When the western Roman Empire fell around 500 CE, the Roman Catholic Church carried on the tradition of viniculture. Wine was important to the Catholic Mass, so monasteries began producing it. They produced enough to distribute for secular use throughout Europe. This is when meads began to be made as well. Wines were kept in barrels and not aged, but drunk young. Since ancient times, wines were watered down to control alcohol consumption.
|The oldest known bottle of (liquid) wine. It has been |
dated to 300 CE, and was found in a Roman sarcophagus.
It has lots of sediment and a thick mixture which may
be olive oil. Although cork closures were known, they
were not commonly used. Instead olive oil was floated
on the top where it prevented evaporation and oxidation.
Image courtesy of the Historisches Museum der Pfalz.
Vitis vinifera was the species of grape which became most successful, and is still the standard for most of the world's wines. "Vinland", the new country that explorer Leif Eriksson discovered in 1000 CE, was named for the native grapes that grew there, but which ultimately weren't desirable for wine.
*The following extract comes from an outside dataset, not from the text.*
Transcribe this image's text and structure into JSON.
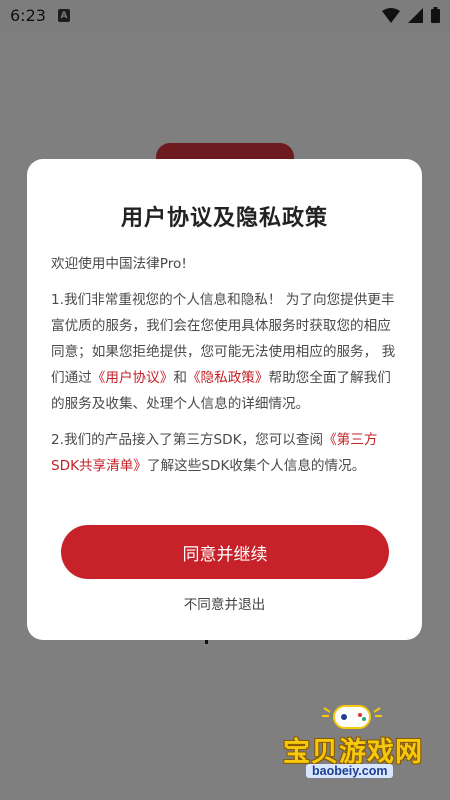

Later on European settlers brought vinifera vines but they didn't take well to American soil. Eventually vinifera vines were grafted to native rootstocks, and the resulting plants were successful.
|From St. Peter Port, Guernsey.|
Wine was never an invention, but a discovery. Its development depended on finding the right kinds of grapes and growing them. Today we continue a very long tradition that has endured for millenia. À votre santé!
Unless otherwise noted, images courtesy of Wikipedia.
For a detailed look at how wine is depicted in fiction, see
OenoLit and the Private Library.